Bottom line: Judging from his colorful past, John McAfee has probably done a few things in his life that he regrets, and it’s starting to look like calling his Bitfi cryptocurrency wallet “unhackable” is turning into one of them.

After the device was broken into by a 15-year-old and made to run Doom last week, more security researchers have hacked the wallet, leading to veiled threats from the Bitfi team.

Bitfi offered a $250,000 bug bounty to anyone who could compromise the device and steal its crypto coins, which hasn’t been achieved. But researchers have been able to send signed transactions using the wallet, which should qualify them for a second, $10,000 bounty.

Three criteria were needed to claim the ten-grand prize: modify the device, connect to the Bitfi server, and send sensitive data using the wallet.

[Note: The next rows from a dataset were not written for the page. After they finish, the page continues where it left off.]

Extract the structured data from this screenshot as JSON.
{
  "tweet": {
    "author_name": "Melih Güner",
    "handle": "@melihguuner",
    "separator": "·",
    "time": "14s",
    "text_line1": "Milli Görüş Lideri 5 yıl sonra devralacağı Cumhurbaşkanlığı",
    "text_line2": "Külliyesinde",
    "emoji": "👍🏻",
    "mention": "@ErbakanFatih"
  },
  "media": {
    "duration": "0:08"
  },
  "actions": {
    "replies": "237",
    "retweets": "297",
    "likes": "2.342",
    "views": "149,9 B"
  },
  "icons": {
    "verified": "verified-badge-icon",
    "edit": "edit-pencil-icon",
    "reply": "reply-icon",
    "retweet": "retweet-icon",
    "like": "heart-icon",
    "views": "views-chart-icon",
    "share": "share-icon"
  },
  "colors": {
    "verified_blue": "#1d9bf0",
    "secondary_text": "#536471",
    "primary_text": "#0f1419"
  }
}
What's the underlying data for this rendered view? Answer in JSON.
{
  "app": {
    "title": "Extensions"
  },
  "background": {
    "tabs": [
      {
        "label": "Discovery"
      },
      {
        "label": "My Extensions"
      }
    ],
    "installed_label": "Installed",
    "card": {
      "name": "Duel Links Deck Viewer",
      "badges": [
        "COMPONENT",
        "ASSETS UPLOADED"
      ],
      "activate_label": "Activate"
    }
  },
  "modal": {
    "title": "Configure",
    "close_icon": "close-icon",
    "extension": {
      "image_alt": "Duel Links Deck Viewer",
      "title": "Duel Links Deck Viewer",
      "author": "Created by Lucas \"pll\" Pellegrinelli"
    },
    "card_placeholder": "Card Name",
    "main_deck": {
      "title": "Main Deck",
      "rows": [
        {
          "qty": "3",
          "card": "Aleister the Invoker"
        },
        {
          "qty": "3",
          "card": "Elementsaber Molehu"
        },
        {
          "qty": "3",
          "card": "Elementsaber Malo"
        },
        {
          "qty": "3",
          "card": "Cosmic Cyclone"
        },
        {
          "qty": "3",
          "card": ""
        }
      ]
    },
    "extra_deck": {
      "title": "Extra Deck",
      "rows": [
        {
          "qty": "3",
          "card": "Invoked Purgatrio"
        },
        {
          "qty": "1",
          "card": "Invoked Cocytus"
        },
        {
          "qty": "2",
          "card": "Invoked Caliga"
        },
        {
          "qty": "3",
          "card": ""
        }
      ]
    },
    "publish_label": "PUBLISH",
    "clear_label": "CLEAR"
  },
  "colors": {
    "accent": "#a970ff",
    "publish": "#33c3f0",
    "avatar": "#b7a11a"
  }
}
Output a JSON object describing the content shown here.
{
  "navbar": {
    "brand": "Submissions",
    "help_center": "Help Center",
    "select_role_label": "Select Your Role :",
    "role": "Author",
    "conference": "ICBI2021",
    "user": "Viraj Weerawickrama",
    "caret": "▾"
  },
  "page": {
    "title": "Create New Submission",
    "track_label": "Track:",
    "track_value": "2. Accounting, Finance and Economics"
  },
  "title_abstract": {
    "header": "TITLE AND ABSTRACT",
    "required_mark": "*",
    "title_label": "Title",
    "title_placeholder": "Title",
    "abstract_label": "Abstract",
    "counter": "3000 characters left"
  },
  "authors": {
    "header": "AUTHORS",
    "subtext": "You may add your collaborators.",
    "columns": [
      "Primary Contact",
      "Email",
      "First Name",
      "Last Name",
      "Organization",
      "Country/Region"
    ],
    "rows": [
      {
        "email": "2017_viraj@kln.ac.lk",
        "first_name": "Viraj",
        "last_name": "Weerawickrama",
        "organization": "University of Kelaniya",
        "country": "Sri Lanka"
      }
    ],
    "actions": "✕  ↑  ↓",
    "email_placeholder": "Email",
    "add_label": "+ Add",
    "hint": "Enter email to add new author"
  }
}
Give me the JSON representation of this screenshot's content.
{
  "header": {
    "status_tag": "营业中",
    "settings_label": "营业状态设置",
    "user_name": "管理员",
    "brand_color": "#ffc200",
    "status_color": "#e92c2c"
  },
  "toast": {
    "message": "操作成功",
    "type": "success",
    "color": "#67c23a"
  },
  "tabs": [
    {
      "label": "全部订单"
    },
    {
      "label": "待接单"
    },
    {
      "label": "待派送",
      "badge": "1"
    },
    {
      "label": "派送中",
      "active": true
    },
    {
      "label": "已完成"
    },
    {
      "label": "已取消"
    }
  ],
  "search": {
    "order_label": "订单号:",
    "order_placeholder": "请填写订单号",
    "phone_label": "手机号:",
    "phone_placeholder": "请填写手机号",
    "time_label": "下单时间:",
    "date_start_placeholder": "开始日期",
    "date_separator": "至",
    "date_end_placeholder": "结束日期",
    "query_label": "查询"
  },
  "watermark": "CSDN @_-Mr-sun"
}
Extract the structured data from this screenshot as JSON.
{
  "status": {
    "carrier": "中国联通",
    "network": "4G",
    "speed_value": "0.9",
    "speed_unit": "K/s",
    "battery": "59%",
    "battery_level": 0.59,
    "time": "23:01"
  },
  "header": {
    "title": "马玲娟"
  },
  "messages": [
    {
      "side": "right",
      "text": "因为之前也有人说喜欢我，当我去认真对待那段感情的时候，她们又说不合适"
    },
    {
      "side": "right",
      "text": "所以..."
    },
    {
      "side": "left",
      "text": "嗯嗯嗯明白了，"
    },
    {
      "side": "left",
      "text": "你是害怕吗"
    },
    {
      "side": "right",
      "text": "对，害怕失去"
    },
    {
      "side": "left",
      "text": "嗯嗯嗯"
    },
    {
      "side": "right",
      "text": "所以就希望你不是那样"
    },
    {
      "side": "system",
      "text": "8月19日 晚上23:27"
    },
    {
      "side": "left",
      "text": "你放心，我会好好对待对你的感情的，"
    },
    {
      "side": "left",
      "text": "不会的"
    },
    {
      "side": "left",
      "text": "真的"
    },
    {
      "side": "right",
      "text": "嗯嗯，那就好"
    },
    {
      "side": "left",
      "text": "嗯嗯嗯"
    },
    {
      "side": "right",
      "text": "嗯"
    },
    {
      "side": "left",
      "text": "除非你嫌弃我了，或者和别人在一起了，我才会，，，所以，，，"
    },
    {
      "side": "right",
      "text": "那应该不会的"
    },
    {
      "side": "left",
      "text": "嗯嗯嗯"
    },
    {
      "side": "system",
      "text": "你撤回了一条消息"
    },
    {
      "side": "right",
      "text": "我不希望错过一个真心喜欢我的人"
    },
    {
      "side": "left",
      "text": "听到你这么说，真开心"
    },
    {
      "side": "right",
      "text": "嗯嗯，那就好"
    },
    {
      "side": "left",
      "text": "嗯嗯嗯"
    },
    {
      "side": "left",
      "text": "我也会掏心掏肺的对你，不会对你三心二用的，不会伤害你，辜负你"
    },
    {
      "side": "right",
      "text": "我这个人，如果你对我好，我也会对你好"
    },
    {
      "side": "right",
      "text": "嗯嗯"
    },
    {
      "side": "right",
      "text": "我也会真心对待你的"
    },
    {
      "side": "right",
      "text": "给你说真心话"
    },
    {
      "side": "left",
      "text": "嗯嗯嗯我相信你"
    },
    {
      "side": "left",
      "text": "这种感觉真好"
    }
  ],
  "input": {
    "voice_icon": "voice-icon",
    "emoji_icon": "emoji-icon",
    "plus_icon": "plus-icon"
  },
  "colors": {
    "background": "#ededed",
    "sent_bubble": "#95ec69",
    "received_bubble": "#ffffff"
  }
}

Security researcher Andrew Tierney (better known as Cybergibbons) said “We intercepted the communications between the wallet and [Bitfi]. This has allowed us to display silly messages on the screen. The interception really isn’t the big part of it, it’s just to demonstrate that it is connected to the dashboard and still works despite significant modification.”

As per The Next Web, Tierney and his team also sent the device’s private keys and its passphrase to a remote server, which he believes qualifies him for the $10,000 bounty. “We have sent the seed and phrase from the device to another server, it just gets sent using netcat, nothing fancy.” he said. “We believe all [conditions] have been met.”

In response, Bitfi said in a now-deleted tweet that the researchers' work might have “consequences,” which led to them posting a statement on Pastebin. “We aren’t engaging with Bitfi after they made several threats on Twitter,” it reads. “Bitfi keep on trying to redefine what "unhackable" means.

John McAfee, meanwhile, is trying to laugh the whole thing off.